Missing Social Clues

The difficulty with theory of mind may be related to the autistic person’s inability to pick up on social clues, or read facial expressions and body language. The mind-blind, autistic person may not see the signs that are obvious to everyone else around them. They do not pick up on social cues, vocal intonations, or facial expression. Or, if they noticed they often will misinterpret their meanings. Picking up on social cues comes naturally to the neuro-typical (NT) individual, a person who is not autistic, but for those with autism this innate ability is missing.Missing social cues can be awkward in social situations leaving you doing or saying the wrong thing at the wrong times. It may cause the autistic person to run over other people when they are talking, not waiting for them to finish. They do not pick up readily when it is their turn to speak, or realize when the other speaker is uninterested in the conversation or trying to exit it. The do not understand the concept of “white lies,” as a social nicety, and therefore, may speak the complete truth appearing hurtful or rude.

Understanding of others’ intentions is another critical precursor to understanding other minds. The consequences of this lack of understanding can have a wide reach—from difficulty socializing and connecting with people, to misunderstandings at school or work. Theory of Mind can, however, be taught and/or practiced. Read more about what can help children learn to “mind-read.”Can Theory of Mind be Taught to Autistic Children? 5 Things That Can Help


Jeannie Davide-Rivera

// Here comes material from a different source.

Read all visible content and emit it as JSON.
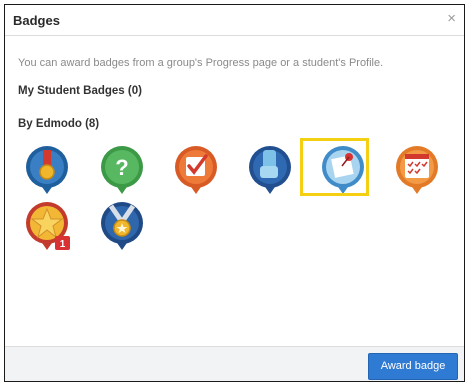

Jeannie is an award-winning author, the Answers.com Autism Category Expert, contributes to Autism Parenting Magazine, and the Thinking Person's Guide to Autism. She lives in New York with her husband and four sons, on the autism spectrum.